With the pictures removed, write out the data below exactly.
--- START ---
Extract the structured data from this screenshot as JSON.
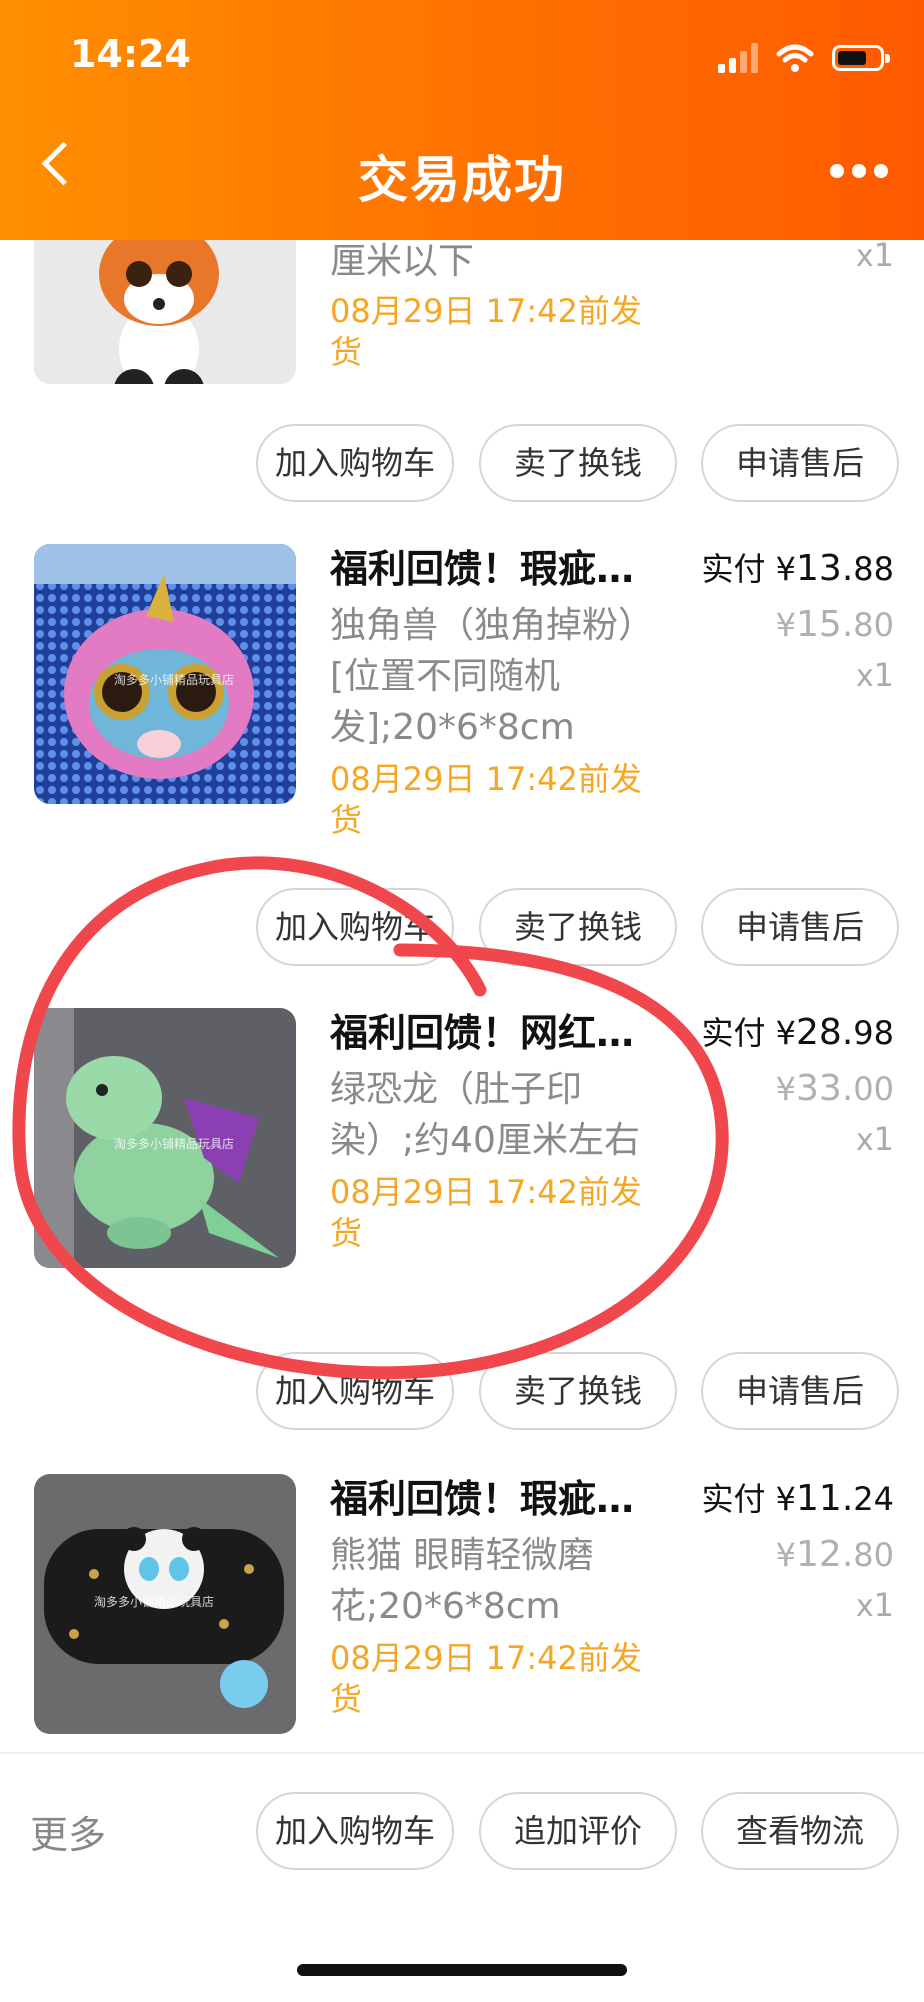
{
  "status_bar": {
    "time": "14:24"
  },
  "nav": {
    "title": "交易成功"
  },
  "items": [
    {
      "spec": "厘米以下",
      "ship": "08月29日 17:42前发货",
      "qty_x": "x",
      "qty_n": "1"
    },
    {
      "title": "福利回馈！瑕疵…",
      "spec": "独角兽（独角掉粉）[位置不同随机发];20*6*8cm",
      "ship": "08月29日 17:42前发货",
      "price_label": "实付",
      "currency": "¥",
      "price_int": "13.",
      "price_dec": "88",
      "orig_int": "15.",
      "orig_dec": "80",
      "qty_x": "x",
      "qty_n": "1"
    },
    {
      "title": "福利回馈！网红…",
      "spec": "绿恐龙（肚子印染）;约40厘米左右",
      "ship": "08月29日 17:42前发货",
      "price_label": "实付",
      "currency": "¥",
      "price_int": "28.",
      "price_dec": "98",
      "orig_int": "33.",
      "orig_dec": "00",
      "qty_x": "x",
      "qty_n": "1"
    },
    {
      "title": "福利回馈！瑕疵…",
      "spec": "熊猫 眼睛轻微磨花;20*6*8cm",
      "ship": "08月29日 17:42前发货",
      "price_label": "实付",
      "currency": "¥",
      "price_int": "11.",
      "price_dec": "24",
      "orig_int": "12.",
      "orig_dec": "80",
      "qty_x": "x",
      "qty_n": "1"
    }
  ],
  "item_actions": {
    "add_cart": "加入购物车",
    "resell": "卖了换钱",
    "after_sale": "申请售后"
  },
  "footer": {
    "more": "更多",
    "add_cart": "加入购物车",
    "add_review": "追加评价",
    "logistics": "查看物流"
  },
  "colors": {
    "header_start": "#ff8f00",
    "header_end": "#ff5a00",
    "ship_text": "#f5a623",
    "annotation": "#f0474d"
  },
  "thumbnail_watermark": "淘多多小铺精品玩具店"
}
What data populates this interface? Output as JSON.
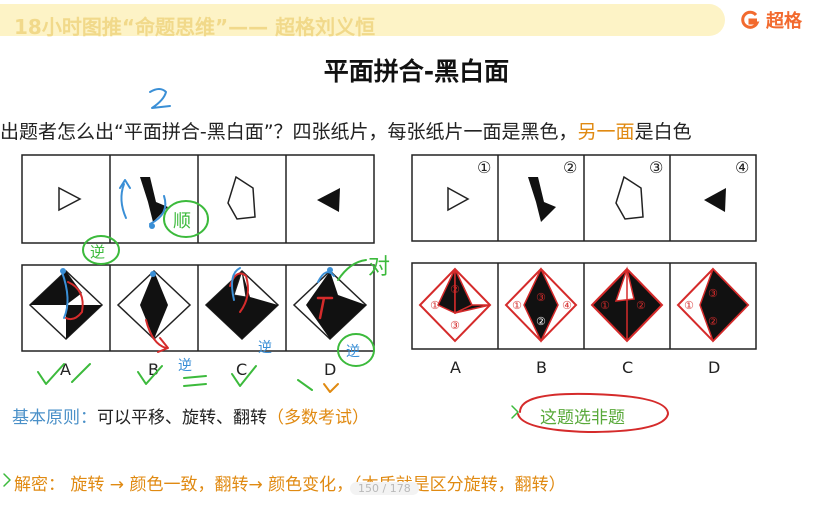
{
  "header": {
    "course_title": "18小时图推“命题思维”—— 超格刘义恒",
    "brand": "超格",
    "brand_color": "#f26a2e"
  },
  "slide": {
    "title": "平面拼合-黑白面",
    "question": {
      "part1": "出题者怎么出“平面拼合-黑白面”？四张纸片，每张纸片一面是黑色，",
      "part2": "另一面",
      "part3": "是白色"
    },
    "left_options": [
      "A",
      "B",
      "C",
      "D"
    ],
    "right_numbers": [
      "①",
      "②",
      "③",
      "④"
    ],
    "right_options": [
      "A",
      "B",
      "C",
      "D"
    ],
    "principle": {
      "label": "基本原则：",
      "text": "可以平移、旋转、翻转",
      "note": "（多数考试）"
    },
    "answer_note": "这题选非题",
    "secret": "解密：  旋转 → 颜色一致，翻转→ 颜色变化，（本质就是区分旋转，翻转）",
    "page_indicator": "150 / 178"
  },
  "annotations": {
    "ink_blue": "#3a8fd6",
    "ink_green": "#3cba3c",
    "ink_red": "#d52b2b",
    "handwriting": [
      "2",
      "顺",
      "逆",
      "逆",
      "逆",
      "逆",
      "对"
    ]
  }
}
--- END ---
### Output for this task
Extract the structured data from this screenshot as JSON.
{
  "status_bar": {
    "time": "14:24"
  },
  "nav": {
    "title": "交易成功"
  },
  "items": [
    {
      "spec": "厘米以下",
      "ship": "08月29日 17:42前发货",
      "qty_x": "x",
      "qty_n": "1"
    },
    {
      "title": "福利回馈！瑕疵…",
      "spec": "独角兽（独角掉粉）[位置不同随机发];20*6*8cm",
      "ship": "08月29日 17:42前发货",
      "price_label": "实付",
      "currency": "¥",
      "price_int": "13.",
      "price_dec": "88",
      "orig_int": "15.",
      "orig_dec": "80",
      "qty_x": "x",
      "qty_n": "1"
    },
    {
      "title": "福利回馈！网红…",
      "spec": "绿恐龙（肚子印染）;约40厘米左右",
      "ship": "08月29日 17:42前发货",
      "price_label": "实付",
      "currency": "¥",
      "price_int": "28.",
      "price_dec": "98",
      "orig_int": "33.",
      "orig_dec": "00",
      "qty_x": "x",
      "qty_n": "1"
    },
    {
      "title": "福利回馈！瑕疵…",
      "spec": "熊猫 眼睛轻微磨花;20*6*8cm",
      "ship": "08月29日 17:42前发货",
      "price_label": "实付",
      "currency": "¥",
      "price_int": "11.",
      "price_dec": "24",
      "orig_int": "12.",
      "orig_dec": "80",
      "qty_x": "x",
      "qty_n": "1"
    }
  ],
  "item_actions": {
    "add_cart": "加入购物车",
    "resell": "卖了换钱",
    "after_sale": "申请售后"
  },
  "footer": {
    "more": "更多",
    "add_cart": "加入购物车",
    "add_review": "追加评价",
    "logistics": "查看物流"
  },
  "colors": {
    "header_start": "#ff8f00",
    "header_end": "#ff5a00",
    "ship_text": "#f5a623",
    "annotation": "#f0474d"
  },
  "thumbnail_watermark": "淘多多小铺精品玩具店"
}
What data populates this interface? Output as JSON.
{
  "header": {
    "course_title": "18小时图推“命题思维”—— 超格刘义恒",
    "brand": "超格",
    "brand_color": "#f26a2e"
  },
  "slide": {
    "title": "平面拼合-黑白面",
    "question": {
      "part1": "出题者怎么出“平面拼合-黑白面”？四张纸片，每张纸片一面是黑色，",
      "part2": "另一面",
      "part3": "是白色"
    },
    "left_options": [
      "A",
      "B",
      "C",
      "D"
    ],
    "right_numbers": [
      "①",
      "②",
      "③",
      "④"
    ],
    "right_options": [
      "A",
      "B",
      "C",
      "D"
    ],
    "principle": {
      "label": "基本原则：",
      "text": "可以平移、旋转、翻转",
      "note": "（多数考试）"
    },
    "answer_note": "这题选非题",
    "secret": "解密：  旋转 → 颜色一致，翻转→ 颜色变化，（本质就是区分旋转，翻转）",
    "page_indicator": "150 / 178"
  },
  "annotations": {
    "ink_blue": "#3a8fd6",
    "ink_green": "#3cba3c",
    "ink_red": "#d52b2b",
    "handwriting": [
      "2",
      "顺",
      "逆",
      "逆",
      "逆",
      "逆",
      "对"
    ]
  }
}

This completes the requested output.